Sea ice fell well below the previous record, caribou are declining in many areas and permafrost is melting, according to the annual update of the State of the Arctic report.
"The bottom line is we are seeing some rapid changes in the Arctic," said Richard Spinrad, assistant administrator for oceanic and atmospheric research at the National Oceanic and Atmospheric Administration.
And unlike Las Vegas, "what happens in the Arctic actually does not stay in the Arctic," he added, playing on a well-traveled slogan of the gambling Mecca.
Scientists have expected polar regions to feel the first impacts of global warming and the 2006 State of the Arctic report provided a benchmark for tracking changes. Wednesday's follow-up was the first update.

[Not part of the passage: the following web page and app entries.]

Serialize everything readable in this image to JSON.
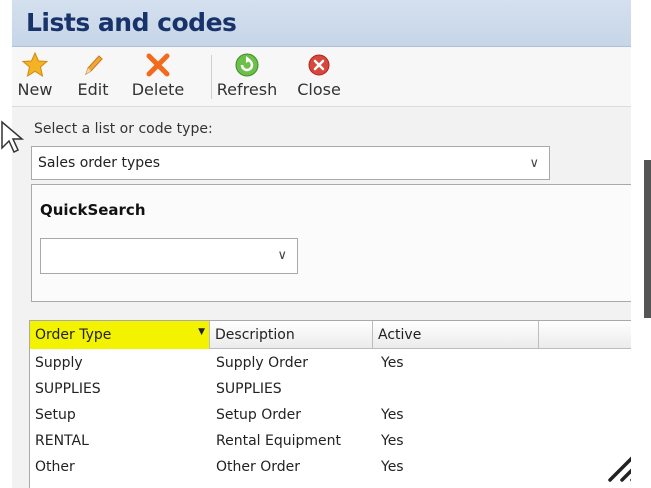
{
  "window": {
    "title": "Lists and codes"
  },
  "toolbar": {
    "buttons": [
      {
        "id": "new",
        "label": "New",
        "icon": "star-icon"
      },
      {
        "id": "edit",
        "label": "Edit",
        "icon": "pencil-icon"
      },
      {
        "id": "delete",
        "label": "Delete",
        "icon": "x-delete-icon"
      },
      {
        "id": "refresh",
        "label": "Refresh",
        "icon": "refresh-icon"
      },
      {
        "id": "close",
        "label": "Close",
        "icon": "close-circle-icon"
      }
    ]
  },
  "list_selector": {
    "label": "Select a list or code type:",
    "value": "Sales order types"
  },
  "quicksearch": {
    "title": "QuickSearch",
    "value": ""
  },
  "grid": {
    "columns": [
      "Order Type",
      "Description",
      "Active"
    ],
    "rows": [
      {
        "order_type": "Supply",
        "description": "Supply Order",
        "active": "Yes"
      },
      {
        "order_type": "SUPPLIES",
        "description": "SUPPLIES",
        "active": ""
      },
      {
        "order_type": "Setup",
        "description": "Setup Order",
        "active": "Yes"
      },
      {
        "order_type": "RENTAL",
        "description": "Rental Equipment",
        "active": "Yes"
      },
      {
        "order_type": "Other",
        "description": "Other Order",
        "active": "Yes"
      }
    ]
  },
  "colors": {
    "title_text": "#18326a",
    "title_bg": "#c6d5e8",
    "highlight": "#f3f300"
  }
}
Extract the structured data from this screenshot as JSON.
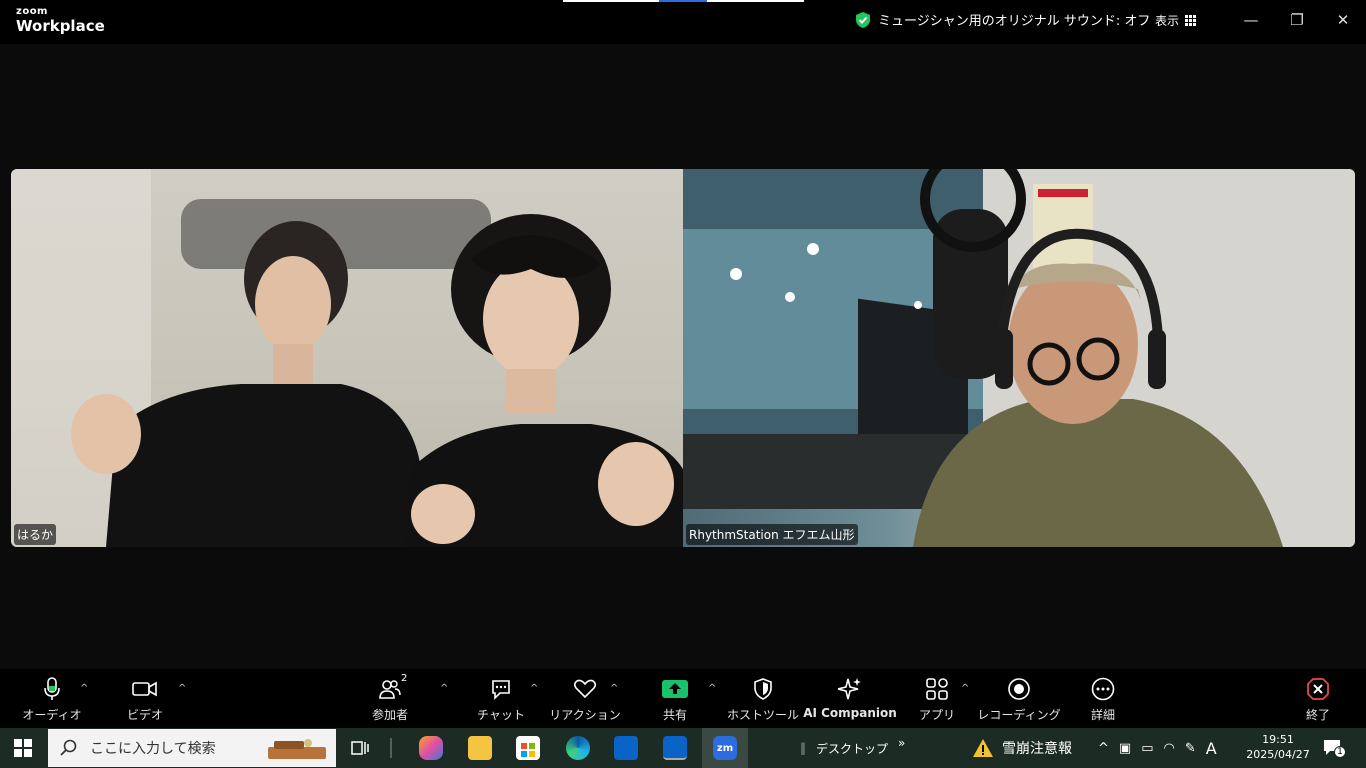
{
  "app": {
    "brand_small": "zoom",
    "brand_large": "Workplace"
  },
  "titlebar": {
    "status_text": "ミュージシャン用のオリジナル サウンド: オフ",
    "view_label": "表示",
    "minimize": "—",
    "maximize": "❐",
    "close": "✕"
  },
  "videos": [
    {
      "name": "はるか"
    },
    {
      "name": "RhythmStation エフエム山形"
    }
  ],
  "toolbar": {
    "audio": "オーディオ",
    "video": "ビデオ",
    "participants": "参加者",
    "participants_count": "2",
    "chat": "チャット",
    "reactions": "リアクション",
    "share": "共有",
    "host_tools": "ホストツール",
    "ai_companion": "AI Companion",
    "apps": "アプリ",
    "recording": "レコーディング",
    "more": "詳細",
    "end": "終了"
  },
  "taskbar": {
    "search_placeholder": "ここに入力して検索",
    "desktop_label": "デスクトップ",
    "chevrons": "»",
    "weather_alert": "雪崩注意報",
    "ime": "A",
    "time": "19:51",
    "date": "2025/04/27",
    "notification_count": "1",
    "zoom_icon_text": "zm"
  },
  "colors": {
    "accent_green": "#22c55e",
    "share_green": "#19c26a",
    "end_red": "#e5484d",
    "taskbar_bg": "#1c2b24"
  }
}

Winter and spring temperatures were all above average throughout the whole Arctic, said James Overland of NOAA's Pacific Marine Environmental Laboratory in Seattle.
"This is unusual and looks like the beginning of a signal from global warming," Overland said in a telephone briefing.
If you go back 100 years, it would be warm in one part of the Arctic and cold in another, Overland said. "We're not getting that now."
Sea ice cover this year is 23 percent smaller than the past record low set in 2005 and 39 percent less than average, said Jacqueline A. Richter-Menge of the Cold Regions Research and Engineering Laboratory in Hanover, N.H.
She noted that the amount of older ice in the Arctic is significantly reduced, which makes it much more sensitive to change.
Vladimir E. Romanovsky of the Geophysical Institute at the University of Alaska at Fairbanks, said the warming is affecting the permafrost in Siberia, Alaska and other regions.
"This similarity of very different regions shows the changes are not local, they are on at least a hemispherical scale," Romanovsky said.
Mike Gill, of the Circumpolar Biodiversity Monitoring Program in Whitehorse, Yukon, Canada, said the largest declines in caribou are centered over Canada and parts of Alaska.
The herds are sensitive to changes in their range and sometimes have problems migrating in changing conditions, meaning that calving occurs before they get to new feeding grounds, resulting in higher mortality.
The tundra itself is "shrubifying," he said and the increased shrub cover over many regions affects habitat and local climate, since it tends to absorb more solar radiation.
The global goose population has been on the increase, he added, resulting in overgrazing in some areas.